The industry has already undergone huge upheaval. Jute, used to make rope, was once crucial to Scotland's economy, in particular Dundee which was once known for jute, jam and journalism. Now an entire township, Adamjeenagar, named after the Pakistani owner, is affected. Adamjee's jute mill was regarded as a success until it was nationalised after Bangladesh's independence in 1971. The mill began incurring losses after 1973, largely because of inefficiency and corruption by a nexus of union leaders and management.

Some economists and independent observers believe it was part of a conspiracy to “destroy the jute industry” by the international lobby aimed at making Bangladesh perpetually dependent on foreign aid. With 3,200 looms situated over an area of 300 acres of land the jute mill had become the largest not only in the then Pakistan but also in Asia.

“The mill has sustained a loss of more than taka 12000m (£150m) in the past 30 years,” said Hafizuddin Ahmed, the jute minister. “The nation is simply unable to carry the burden any more”.

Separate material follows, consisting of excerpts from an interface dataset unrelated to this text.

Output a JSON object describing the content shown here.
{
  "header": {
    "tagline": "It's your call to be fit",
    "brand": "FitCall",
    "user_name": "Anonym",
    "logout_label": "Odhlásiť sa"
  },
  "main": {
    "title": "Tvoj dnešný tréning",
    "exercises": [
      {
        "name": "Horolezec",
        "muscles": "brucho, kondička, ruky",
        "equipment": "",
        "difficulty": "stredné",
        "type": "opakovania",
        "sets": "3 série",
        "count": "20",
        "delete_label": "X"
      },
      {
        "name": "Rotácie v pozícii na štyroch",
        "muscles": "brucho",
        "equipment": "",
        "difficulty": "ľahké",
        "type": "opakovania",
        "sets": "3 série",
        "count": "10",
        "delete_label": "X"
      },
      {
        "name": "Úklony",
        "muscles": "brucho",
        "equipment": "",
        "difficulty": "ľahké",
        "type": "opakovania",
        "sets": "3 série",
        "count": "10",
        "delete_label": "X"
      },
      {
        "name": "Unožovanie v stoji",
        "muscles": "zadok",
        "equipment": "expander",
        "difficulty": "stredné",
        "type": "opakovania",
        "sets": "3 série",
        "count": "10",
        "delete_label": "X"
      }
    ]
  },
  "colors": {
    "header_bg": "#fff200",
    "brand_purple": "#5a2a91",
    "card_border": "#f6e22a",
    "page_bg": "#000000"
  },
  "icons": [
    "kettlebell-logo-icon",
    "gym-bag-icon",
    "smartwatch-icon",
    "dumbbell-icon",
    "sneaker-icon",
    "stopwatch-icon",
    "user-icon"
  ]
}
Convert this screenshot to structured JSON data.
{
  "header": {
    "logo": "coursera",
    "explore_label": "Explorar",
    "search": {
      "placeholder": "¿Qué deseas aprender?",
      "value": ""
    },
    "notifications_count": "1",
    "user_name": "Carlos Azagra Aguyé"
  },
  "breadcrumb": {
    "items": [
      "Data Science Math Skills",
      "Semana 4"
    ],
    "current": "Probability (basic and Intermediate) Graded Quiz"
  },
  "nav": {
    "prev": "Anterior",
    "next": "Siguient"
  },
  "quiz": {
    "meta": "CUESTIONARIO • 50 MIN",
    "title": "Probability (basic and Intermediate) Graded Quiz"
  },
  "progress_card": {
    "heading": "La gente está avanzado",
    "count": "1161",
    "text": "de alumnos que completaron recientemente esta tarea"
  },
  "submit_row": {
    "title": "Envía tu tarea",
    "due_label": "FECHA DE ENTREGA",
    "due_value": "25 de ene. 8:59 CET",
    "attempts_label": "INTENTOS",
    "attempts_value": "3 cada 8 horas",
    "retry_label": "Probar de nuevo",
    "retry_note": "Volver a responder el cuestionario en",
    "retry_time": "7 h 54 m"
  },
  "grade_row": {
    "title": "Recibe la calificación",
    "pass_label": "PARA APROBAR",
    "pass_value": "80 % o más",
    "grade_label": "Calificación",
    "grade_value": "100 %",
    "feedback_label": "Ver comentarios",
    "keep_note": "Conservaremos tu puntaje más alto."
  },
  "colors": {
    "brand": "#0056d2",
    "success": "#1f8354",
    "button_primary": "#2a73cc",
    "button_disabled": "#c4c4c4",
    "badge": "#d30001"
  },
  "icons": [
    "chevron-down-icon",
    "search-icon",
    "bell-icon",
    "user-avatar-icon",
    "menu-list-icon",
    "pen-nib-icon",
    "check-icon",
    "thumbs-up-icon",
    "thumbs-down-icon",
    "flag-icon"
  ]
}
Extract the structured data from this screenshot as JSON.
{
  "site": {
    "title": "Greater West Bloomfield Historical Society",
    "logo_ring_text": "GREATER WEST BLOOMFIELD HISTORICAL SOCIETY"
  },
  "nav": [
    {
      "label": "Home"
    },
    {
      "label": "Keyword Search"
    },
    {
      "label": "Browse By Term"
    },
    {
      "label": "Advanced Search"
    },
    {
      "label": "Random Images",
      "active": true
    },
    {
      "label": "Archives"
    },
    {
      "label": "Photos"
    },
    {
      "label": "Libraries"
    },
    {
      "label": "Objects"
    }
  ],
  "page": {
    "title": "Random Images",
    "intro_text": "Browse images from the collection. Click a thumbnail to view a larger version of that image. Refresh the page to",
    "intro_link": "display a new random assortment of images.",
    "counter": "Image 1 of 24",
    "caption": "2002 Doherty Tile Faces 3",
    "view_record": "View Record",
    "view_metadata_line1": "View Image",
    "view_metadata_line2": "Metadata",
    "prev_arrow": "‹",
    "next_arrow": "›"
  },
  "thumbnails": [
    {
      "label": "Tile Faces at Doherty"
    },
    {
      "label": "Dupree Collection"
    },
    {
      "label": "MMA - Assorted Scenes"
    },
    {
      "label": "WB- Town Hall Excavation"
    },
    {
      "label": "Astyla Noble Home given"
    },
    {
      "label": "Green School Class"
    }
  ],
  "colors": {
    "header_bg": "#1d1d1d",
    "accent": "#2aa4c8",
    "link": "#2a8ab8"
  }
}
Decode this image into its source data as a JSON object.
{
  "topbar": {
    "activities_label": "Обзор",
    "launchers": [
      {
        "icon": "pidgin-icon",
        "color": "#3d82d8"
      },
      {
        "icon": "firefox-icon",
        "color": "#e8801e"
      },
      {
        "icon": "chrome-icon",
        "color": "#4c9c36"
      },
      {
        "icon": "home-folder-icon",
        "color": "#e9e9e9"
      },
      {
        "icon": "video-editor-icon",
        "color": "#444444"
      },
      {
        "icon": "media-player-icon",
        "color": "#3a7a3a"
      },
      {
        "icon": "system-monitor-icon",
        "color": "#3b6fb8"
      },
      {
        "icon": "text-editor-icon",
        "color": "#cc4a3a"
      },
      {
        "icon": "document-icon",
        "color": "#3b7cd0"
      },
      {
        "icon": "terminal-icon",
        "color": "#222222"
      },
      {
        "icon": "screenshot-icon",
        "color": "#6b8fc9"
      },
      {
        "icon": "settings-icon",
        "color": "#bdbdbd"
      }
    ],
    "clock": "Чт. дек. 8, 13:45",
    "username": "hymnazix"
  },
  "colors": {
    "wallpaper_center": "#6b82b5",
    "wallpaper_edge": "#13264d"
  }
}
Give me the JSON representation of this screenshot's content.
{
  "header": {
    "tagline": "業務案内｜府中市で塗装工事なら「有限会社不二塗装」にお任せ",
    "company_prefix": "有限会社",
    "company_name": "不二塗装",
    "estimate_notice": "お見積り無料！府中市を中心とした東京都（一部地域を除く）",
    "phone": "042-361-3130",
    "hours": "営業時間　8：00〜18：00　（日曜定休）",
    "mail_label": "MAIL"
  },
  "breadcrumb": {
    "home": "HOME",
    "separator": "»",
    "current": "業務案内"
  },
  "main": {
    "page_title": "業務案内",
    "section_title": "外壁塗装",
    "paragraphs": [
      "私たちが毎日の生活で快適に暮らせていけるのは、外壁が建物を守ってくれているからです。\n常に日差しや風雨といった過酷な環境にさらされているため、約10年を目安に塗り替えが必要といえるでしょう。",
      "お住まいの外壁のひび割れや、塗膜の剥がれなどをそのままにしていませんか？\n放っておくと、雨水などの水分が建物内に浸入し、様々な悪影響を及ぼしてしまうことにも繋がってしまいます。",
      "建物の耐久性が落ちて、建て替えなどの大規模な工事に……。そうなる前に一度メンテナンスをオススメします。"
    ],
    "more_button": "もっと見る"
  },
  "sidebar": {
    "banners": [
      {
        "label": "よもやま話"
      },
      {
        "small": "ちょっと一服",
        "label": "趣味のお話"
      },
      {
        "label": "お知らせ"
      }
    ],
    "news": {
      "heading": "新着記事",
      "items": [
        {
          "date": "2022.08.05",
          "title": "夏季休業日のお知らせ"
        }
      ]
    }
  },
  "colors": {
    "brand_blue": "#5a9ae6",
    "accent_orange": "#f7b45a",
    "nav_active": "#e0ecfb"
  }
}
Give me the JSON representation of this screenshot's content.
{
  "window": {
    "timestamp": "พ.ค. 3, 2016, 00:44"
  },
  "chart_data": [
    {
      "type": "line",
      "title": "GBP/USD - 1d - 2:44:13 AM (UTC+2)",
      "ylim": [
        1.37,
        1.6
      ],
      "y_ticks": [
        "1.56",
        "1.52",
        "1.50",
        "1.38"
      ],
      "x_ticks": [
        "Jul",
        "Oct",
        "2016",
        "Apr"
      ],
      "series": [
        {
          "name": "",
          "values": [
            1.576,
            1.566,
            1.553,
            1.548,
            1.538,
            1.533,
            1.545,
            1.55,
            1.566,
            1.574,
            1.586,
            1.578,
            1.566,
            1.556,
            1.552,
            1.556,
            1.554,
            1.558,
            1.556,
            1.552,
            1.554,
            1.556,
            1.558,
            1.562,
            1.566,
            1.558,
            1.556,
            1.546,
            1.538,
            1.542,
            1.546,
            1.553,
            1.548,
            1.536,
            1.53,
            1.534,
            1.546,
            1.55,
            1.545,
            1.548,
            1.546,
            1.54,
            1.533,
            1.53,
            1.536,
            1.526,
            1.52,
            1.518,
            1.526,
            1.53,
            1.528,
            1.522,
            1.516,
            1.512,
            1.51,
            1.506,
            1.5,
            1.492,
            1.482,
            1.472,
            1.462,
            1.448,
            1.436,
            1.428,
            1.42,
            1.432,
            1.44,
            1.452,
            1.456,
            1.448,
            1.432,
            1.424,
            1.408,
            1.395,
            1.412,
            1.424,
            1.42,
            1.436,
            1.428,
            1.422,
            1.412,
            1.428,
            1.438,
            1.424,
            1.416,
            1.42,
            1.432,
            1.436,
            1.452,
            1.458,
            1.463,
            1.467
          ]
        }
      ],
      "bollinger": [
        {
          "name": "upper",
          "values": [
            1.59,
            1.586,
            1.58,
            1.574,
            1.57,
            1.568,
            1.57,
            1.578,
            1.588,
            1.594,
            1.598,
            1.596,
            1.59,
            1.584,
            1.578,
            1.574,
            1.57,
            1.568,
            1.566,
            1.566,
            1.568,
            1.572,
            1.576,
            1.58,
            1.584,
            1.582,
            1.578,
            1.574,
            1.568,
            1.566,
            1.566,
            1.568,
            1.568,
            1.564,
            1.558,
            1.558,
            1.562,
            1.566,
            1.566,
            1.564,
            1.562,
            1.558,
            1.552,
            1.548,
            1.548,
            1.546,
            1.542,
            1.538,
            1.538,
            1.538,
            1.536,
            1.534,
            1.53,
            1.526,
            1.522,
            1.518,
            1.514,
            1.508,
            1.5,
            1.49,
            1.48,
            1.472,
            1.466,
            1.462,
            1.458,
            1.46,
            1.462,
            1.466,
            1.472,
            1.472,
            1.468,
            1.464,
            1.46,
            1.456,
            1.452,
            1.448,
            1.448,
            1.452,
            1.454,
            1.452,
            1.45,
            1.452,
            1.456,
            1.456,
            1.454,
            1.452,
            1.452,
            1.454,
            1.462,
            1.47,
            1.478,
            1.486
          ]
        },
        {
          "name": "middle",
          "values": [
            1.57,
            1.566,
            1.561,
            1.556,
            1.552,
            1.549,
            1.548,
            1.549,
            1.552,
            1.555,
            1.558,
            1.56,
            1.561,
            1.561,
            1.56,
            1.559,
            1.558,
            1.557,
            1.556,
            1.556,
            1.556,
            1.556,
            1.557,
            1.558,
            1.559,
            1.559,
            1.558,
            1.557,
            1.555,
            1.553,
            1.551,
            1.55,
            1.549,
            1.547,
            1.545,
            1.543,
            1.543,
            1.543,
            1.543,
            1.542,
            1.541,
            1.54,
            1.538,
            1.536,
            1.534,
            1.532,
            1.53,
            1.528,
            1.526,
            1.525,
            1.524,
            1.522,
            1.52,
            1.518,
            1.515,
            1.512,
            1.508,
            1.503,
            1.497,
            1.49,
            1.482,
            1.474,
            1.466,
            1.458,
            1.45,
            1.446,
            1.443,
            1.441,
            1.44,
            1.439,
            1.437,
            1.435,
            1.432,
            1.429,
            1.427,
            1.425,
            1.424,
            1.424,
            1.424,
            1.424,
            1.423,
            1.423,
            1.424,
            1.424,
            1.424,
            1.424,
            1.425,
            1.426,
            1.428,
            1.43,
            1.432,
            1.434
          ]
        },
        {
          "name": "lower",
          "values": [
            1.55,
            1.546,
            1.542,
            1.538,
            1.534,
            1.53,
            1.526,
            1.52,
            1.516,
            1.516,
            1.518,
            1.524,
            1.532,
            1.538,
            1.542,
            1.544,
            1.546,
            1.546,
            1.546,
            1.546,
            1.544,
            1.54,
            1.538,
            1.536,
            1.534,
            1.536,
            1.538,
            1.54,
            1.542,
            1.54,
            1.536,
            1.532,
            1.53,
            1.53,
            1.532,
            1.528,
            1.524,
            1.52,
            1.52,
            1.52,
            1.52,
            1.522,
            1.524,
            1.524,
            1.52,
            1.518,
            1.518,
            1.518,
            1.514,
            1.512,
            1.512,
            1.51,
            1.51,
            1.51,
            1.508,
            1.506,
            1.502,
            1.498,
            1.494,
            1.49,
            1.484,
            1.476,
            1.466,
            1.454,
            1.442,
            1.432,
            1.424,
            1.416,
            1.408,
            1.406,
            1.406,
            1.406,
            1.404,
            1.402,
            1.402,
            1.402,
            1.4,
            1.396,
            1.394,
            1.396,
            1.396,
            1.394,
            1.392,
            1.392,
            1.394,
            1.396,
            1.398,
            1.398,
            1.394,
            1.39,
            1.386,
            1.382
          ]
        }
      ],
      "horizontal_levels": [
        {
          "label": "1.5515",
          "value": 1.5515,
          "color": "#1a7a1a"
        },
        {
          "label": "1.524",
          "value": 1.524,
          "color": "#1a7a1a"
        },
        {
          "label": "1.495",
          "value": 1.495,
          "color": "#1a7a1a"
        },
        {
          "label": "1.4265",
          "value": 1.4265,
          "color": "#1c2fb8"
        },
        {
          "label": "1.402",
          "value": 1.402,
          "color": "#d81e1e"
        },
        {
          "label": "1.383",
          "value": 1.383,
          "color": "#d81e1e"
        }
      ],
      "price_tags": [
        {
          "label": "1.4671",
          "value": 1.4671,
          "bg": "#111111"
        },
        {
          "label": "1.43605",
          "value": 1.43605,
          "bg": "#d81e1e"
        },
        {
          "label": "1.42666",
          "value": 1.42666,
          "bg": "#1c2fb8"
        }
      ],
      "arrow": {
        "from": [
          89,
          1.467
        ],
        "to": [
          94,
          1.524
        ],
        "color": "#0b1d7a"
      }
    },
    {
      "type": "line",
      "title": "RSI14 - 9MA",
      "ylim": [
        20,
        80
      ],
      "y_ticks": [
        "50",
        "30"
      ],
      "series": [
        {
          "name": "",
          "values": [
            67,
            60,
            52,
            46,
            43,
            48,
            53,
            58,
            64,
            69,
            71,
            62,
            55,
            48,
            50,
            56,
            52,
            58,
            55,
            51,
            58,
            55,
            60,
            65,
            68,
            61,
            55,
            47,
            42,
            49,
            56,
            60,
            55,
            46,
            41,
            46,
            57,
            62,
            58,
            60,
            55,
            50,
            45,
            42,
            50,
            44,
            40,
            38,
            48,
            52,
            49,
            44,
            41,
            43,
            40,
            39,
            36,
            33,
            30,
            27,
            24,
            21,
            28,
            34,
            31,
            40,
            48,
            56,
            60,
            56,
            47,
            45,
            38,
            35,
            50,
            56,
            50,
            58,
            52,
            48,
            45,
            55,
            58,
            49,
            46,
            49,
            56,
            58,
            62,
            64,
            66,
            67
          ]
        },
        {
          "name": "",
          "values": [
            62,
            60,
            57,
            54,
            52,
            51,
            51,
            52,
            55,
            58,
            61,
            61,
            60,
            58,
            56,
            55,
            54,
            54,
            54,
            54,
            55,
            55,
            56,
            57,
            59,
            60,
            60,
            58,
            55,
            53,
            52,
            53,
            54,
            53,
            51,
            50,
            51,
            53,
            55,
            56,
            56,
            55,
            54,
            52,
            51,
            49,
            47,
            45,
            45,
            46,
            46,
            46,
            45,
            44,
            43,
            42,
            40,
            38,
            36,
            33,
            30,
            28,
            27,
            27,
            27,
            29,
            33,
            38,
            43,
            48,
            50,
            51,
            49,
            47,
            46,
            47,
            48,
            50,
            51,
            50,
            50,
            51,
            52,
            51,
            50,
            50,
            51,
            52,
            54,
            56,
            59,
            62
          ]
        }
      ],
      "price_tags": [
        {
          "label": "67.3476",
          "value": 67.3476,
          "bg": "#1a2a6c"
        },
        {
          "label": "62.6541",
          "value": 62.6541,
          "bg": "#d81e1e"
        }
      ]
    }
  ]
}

Weeping workers and their families left the mill area in trucks, pick-ups and rickshaw vans with their belongings yesterday but they seemed to resent the government decision.

Fearing a backlash the authorities quickly deployed more than a thousand police and paramilitary forces to meet any violence.

The government has announced severance pay for regular workers.